Merry Christmas from RYM! We hope these resources bless your church and families during this Advent season. These resources are FREE for you to use and enjoy.
This FREE 6-week Advent study is meant to be an exposition and exploration of this “good news of great joy.” It is an introductory study, hence the title “Advent 101.” It is aimed at middle school and high school students, though I’ve personally taught it to adults as well. You know your church and your students best, so feel free to tailor this material to find the best fit.
RYM Worship is releasing Songs of Advent every Tuesday through December 22nd on YouTube. These songs will be released on Spotify soon thereafter.
“O Come, O Come Emmanuel” is an ancient hymn originating from Christian monasteries over 1200 years ago. It’s also one of the most earnest and beautiful songs of advent ever written. The word “advent” comes from the Latin word which means “arrival,” and this well-known Christmas hymn does an amazing job of putting the singer in two places at once in expectation of an arrival. On one hand, we sing from the perspective of the Old Testament Israelites, pleading for the advent of the Messiah to come and ransom us from our captivity and bring us home to our promised land. On the other hand, we sing as we are right now, awaiting the arrival of our blessed Jesus to come back and dwell with us in the New Heavens and New Earth. We wait for our God to come and be with us again, Emmanuel in the flesh.
It’s been said that Christians live in between two different advents. Every Christmas, we celebrate the first arrival of our Messiah in the manger while also looking forward to the day when he comes back in glory. This particular advent hymn sets us squarely within that tension of what has often been called the “already/not yet.” We live in a time of rejoicing, for Emmanuel has already come. Yet, we also live in a time of longing as we wait for the Judge of all the earth to return and renew this fallen creation. Both can be true at the same time. Both should be true. And both should be felt this Christmas, of all Christmases, as we look at the grief and turmoil around us while also setting our gaze on the hope that lies both before us and behind.
“How Long” is a new advent song written by Joe Deegan that seemed to fall right in line with how things have felt in 2020 as a whole. The phrase “how long” is repeated constantly throughout the Psalms (Psalm 13:1 - “How long, O Lord? Will you forget me forever? How long will you hide your face from me?”)
Almost every instance of this phrase throughout Scripture is ripe with pleading and longing for God to change circumstances and heal suffering. The interesting part of all this is that God never directly answers the question of “how long” in the Old Testament. In fact, at the end of the OT, God closes the book and shuts the mouths of the prophets for 400 years. For four centuries, he does not speak a word to his people.
And then the Apostle John opens his gospel by saying, “In the beginning was the Word, and the Word was with God, and the Word was God...And the Word became flesh and dwelt among us” (John 1:1, 14).

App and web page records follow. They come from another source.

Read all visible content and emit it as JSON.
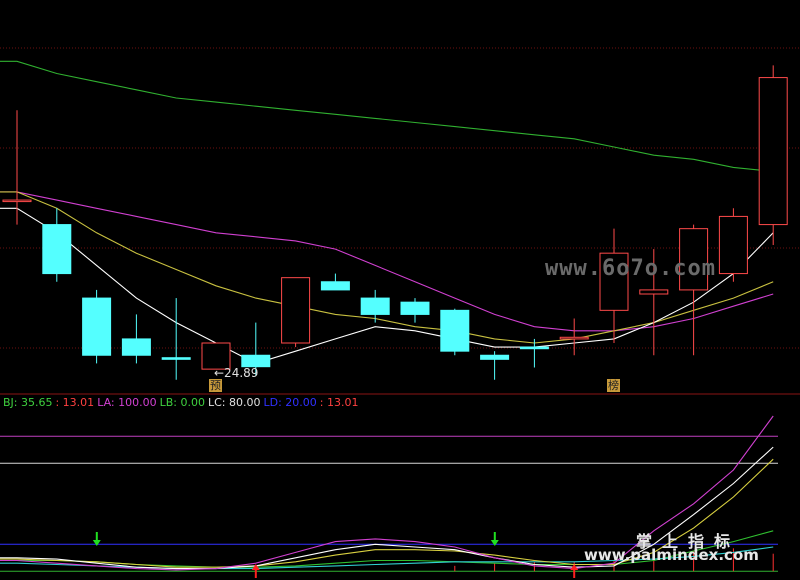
{
  "chart_data": {
    "type": "candlestick",
    "panels": [
      {
        "name": "price",
        "candles": [
          {
            "o": 26.9,
            "h": 28.0,
            "l": 26.6,
            "c": 26.9
          },
          {
            "o": 26.6,
            "h": 26.8,
            "l": 25.9,
            "c": 26.0
          },
          {
            "o": 25.7,
            "h": 25.8,
            "l": 24.9,
            "c": 25.0
          },
          {
            "o": 25.2,
            "h": 25.5,
            "l": 24.9,
            "c": 25.0
          },
          {
            "o": 24.97,
            "h": 25.7,
            "l": 24.7,
            "c": 24.95
          },
          {
            "o": 24.83,
            "h": 25.0,
            "l": 24.89,
            "c": 25.15
          },
          {
            "o": 25.0,
            "h": 25.4,
            "l": 24.75,
            "c": 24.86
          },
          {
            "o": 25.15,
            "h": 25.9,
            "l": 25.1,
            "c": 25.95
          },
          {
            "o": 25.9,
            "h": 26.0,
            "l": 25.8,
            "c": 25.8
          },
          {
            "o": 25.7,
            "h": 25.8,
            "l": 25.4,
            "c": 25.5
          },
          {
            "o": 25.65,
            "h": 25.7,
            "l": 25.4,
            "c": 25.5
          },
          {
            "o": 25.55,
            "h": 25.57,
            "l": 25.0,
            "c": 25.05
          },
          {
            "o": 25.0,
            "h": 25.05,
            "l": 24.7,
            "c": 24.95
          },
          {
            "o": 25.1,
            "h": 25.2,
            "l": 24.85,
            "c": 25.08
          },
          {
            "o": 25.2,
            "h": 25.45,
            "l": 25.0,
            "c": 25.22
          },
          {
            "o": 25.55,
            "h": 26.55,
            "l": 25.15,
            "c": 26.25
          },
          {
            "o": 25.75,
            "h": 26.3,
            "l": 25.0,
            "c": 25.8
          },
          {
            "o": 25.8,
            "h": 26.6,
            "l": 25.0,
            "c": 26.55
          },
          {
            "o": 26.0,
            "h": 26.8,
            "l": 25.9,
            "c": 26.7
          },
          {
            "o": 26.6,
            "h": 28.55,
            "l": 26.35,
            "c": 28.4
          }
        ],
        "ma_short": [
          26.8,
          26.5,
          26.1,
          25.7,
          25.4,
          25.15,
          24.9,
          25.05,
          25.2,
          25.35,
          25.3,
          25.2,
          25.1,
          25.1,
          25.15,
          25.2,
          25.4,
          25.65,
          26.0,
          26.5
        ],
        "ma_mid": [
          27.0,
          26.8,
          26.5,
          26.25,
          26.05,
          25.85,
          25.7,
          25.6,
          25.5,
          25.45,
          25.35,
          25.3,
          25.2,
          25.15,
          25.2,
          25.3,
          25.4,
          25.55,
          25.7,
          25.9
        ],
        "ma_slow": [
          27.0,
          26.9,
          26.8,
          26.7,
          26.6,
          26.5,
          26.45,
          26.4,
          26.3,
          26.1,
          25.9,
          25.7,
          25.5,
          25.35,
          25.3,
          25.3,
          25.35,
          25.45,
          25.6,
          25.75
        ],
        "ma_long": [
          28.6,
          28.45,
          28.35,
          28.25,
          28.15,
          28.1,
          28.05,
          28.0,
          27.95,
          27.9,
          27.85,
          27.8,
          27.75,
          27.7,
          27.65,
          27.55,
          27.45,
          27.4,
          27.3,
          27.25
        ],
        "low_label": "←24.89",
        "markers": [
          {
            "index": 5,
            "text": "预"
          },
          {
            "index": 15,
            "text": "榜"
          }
        ]
      },
      {
        "name": "indicator",
        "legend": [
          {
            "text": "BJ: 35.65",
            "color": "#3fd03f"
          },
          {
            "text": ": 13.01",
            "color": "#ff4040"
          },
          {
            "text": "LA: 100.00",
            "color": "#d040d0"
          },
          {
            "text": "LB: 0.00",
            "color": "#3fd03f"
          },
          {
            "text": "LC: 80.00",
            "color": "#e0e0e0"
          },
          {
            "text": "LD: 20.00",
            "color": "#3030ff"
          },
          {
            "text": ": 13.01",
            "color": "#ff4040"
          }
        ],
        "ylim": [
          -5,
          100
        ],
        "levels": {
          "LA": 100,
          "LB": 0,
          "LC": 80,
          "LD": 20
        },
        "series_magenta": [
          8,
          6,
          4,
          2,
          1,
          2,
          6,
          14,
          22,
          24,
          22,
          18,
          10,
          4,
          2,
          6,
          30,
          50,
          75,
          115
        ],
        "series_white": [
          10,
          9,
          6,
          3,
          2,
          2,
          4,
          10,
          16,
          20,
          18,
          16,
          10,
          5,
          3,
          4,
          20,
          42,
          65,
          92
        ],
        "series_yellow": [
          9,
          8,
          7,
          5,
          3,
          3,
          4,
          7,
          12,
          16,
          16,
          15,
          12,
          8,
          5,
          5,
          14,
          32,
          55,
          83
        ],
        "series_green": [
          8,
          8,
          7,
          5,
          4,
          3,
          3,
          4,
          6,
          8,
          8,
          7,
          6,
          5,
          5,
          5,
          8,
          15,
          22,
          30
        ],
        "series_cyan": [
          6,
          5,
          4,
          3,
          2,
          2,
          2,
          3,
          4,
          5,
          6,
          7,
          7,
          7,
          7,
          8,
          9,
          11,
          14,
          18
        ],
        "bars": [
          0,
          0,
          0,
          0,
          0,
          0,
          0,
          0,
          0,
          0,
          0,
          4,
          6,
          7,
          7,
          8,
          12,
          15,
          17,
          13.01
        ],
        "arrows_up": [
          {
            "index": 6,
            "color": "#ff2020"
          },
          {
            "index": 14,
            "color": "#ff2020"
          }
        ],
        "arrows_down": [
          {
            "index": 1,
            "color": "#20e020"
          },
          {
            "index": 11,
            "color": "#20e020"
          }
        ]
      }
    ]
  },
  "watermarks": {
    "top": "www.6o7o.com",
    "bottom_title": "掌上指标",
    "bottom_url": "www.palmindex.com"
  },
  "colors": {
    "bull": "#ff4a4a",
    "bear": "#54ffff",
    "ma_short": "#ffffff",
    "ma_mid": "#c8c040",
    "ma_slow": "#d040d0",
    "ma_long": "#30b030",
    "grid": "#6b1010"
  }
}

After 400 years of silence, God finally spoke to his people. And he only spoke one Word. And that one Word became flesh and made his home in the place that his people called home.
For every groaning soul and aching heart, for every tear that’s been shed this year, for every sorrow we’ve endured, for night we’ve cried, “How long,” rest assured, the Lord has answered his people. God has not remained silent.

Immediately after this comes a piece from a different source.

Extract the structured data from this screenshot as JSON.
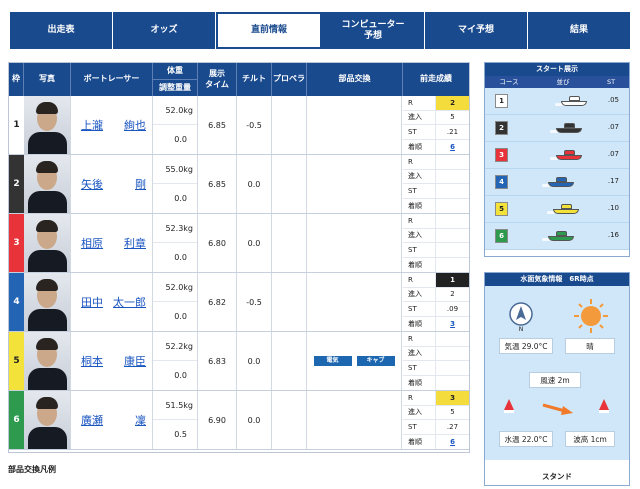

When someone answers your question with only one word, it’s either because they do not care or because that one word is sufficient. In this case, it’s the latter. In this season of advent, may we all remember that the Word Made Flesh is the only Word our God needed to speak in order to save his people. Jesus is God’s answer to our sin, suffering and sorrow.
“Come Thou Long Expected Jesus,” written by Charles Wesley in 1744, has been a favorite advent hymn of the church for almost three centuries now. Living in England at the time, Wesley took note of the rampant homelessness of orphans and widows in the cities around him, and he longed for someone to bring together the class divide in his country. In his studies, he looked to the Old Testament prophets who also longed for the coming of the Messiah in the midst of their own suffering, and he landed on Haggai 2:7, the inspiration for the hymn - “And I will shake all nations, so that the treasures of all nations shall come in, and I will fill this house with glory, says the Lord of hosts.”
Wesley saw the connection between the first coming of the Messiah that the Old Testament prophets spoke of and the second coming that we ourselves await. He saw the tension of living between two different advents. And he saw the beauty of a baby who was born to deliver his people, not as an orphan, but as the Son of the living God, the ruler of the nations. A baby “born a child, and yet a king.”
This hymn reminds us of the wonder of Christmas while also pointing us to the day when our King returns. There have been many different tunes set to these lyrics over the years, but I wanted to try and capture an arrangement that felt that tension and longing. I wanted something a little bit sad and hopeful and earnest, all at the same time, because I imagine that’s exactly what Charles Wesley felt when he wrote these words. We hope this song is a blessing for you as you round down the craziness of 2020 and find time to remember the coming of the Messiah, the joy of every longing heart.
© Reformed Youth Ministries